That Augmented Man…he sure gets around…

Come join the fun!

Thursday, October 17th, 6:00pm at the


34 Northwest Blvd
(in the Westside Plaza on 101A / Amherst St, next to Marshalls)
Nashua, NH 03063
(603) 881-5570

Local author, Joseph Carrabis, will read from his novel, The Augmented Man, answer questions, and sign copies!

 
What do you do with a deadly weapon when it's no longer needed?
Nicholas Trailer is the last of The Augmented Men, beings created first by society and completed by a political group the public can't even imagine exists. Captain James Donaldson takes severely abused and traumatized children and modifies them into monsters capable of the most horrifying deeds without feeling any remorse or regret.

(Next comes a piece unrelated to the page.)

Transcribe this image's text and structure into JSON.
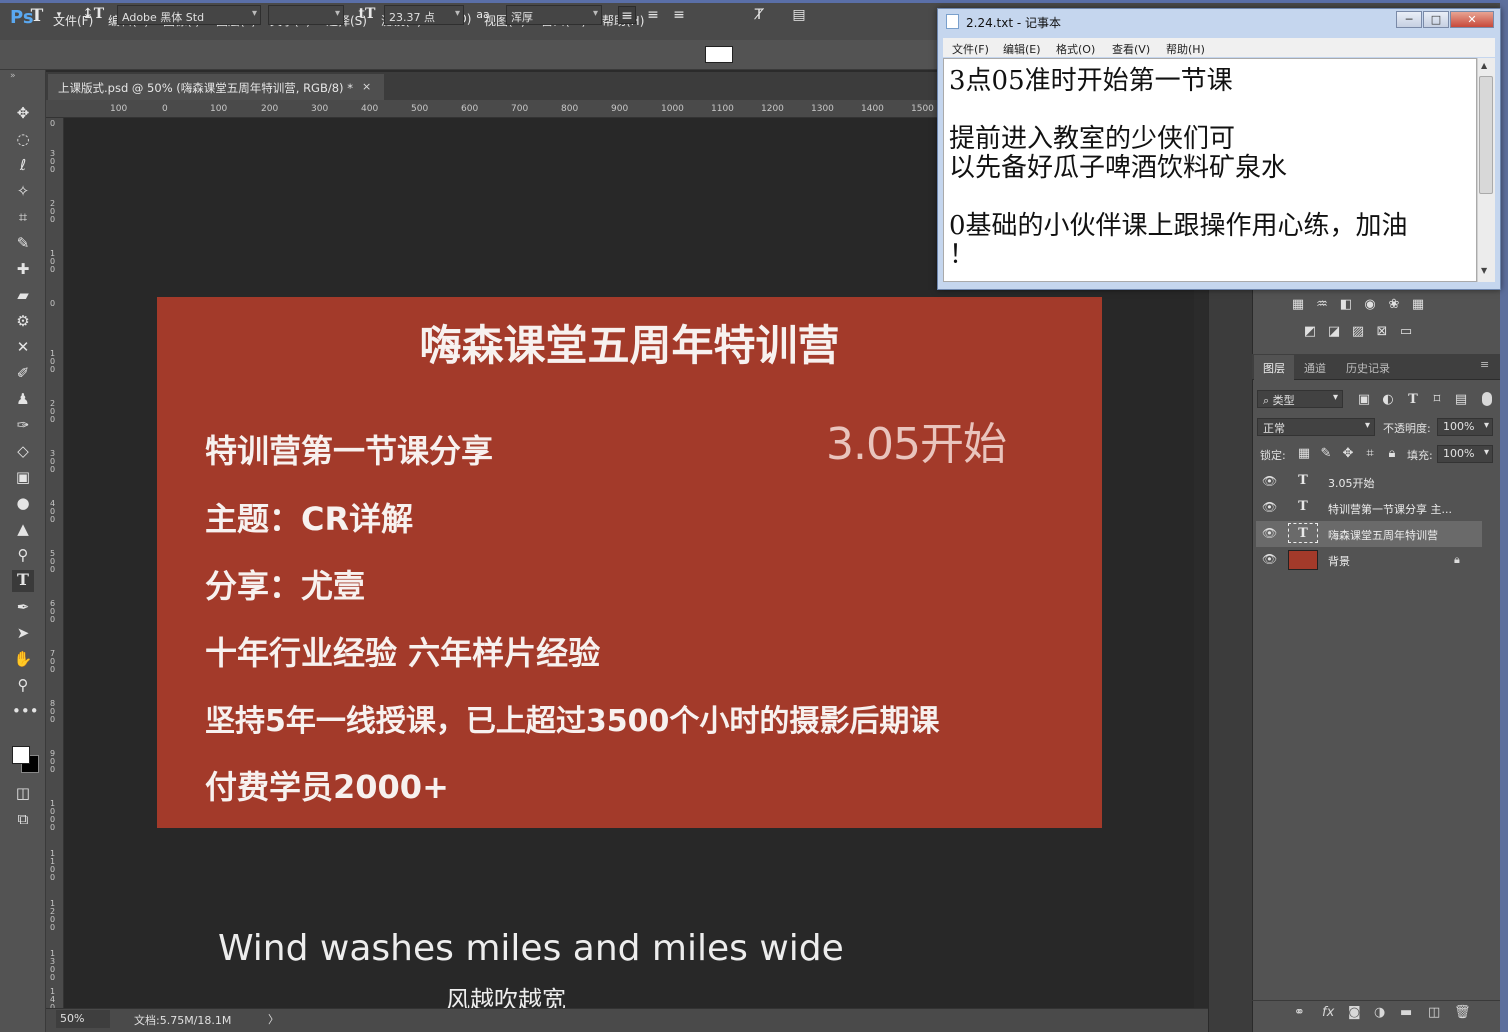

But the horrors of war never stay on the battlefield. They always come home.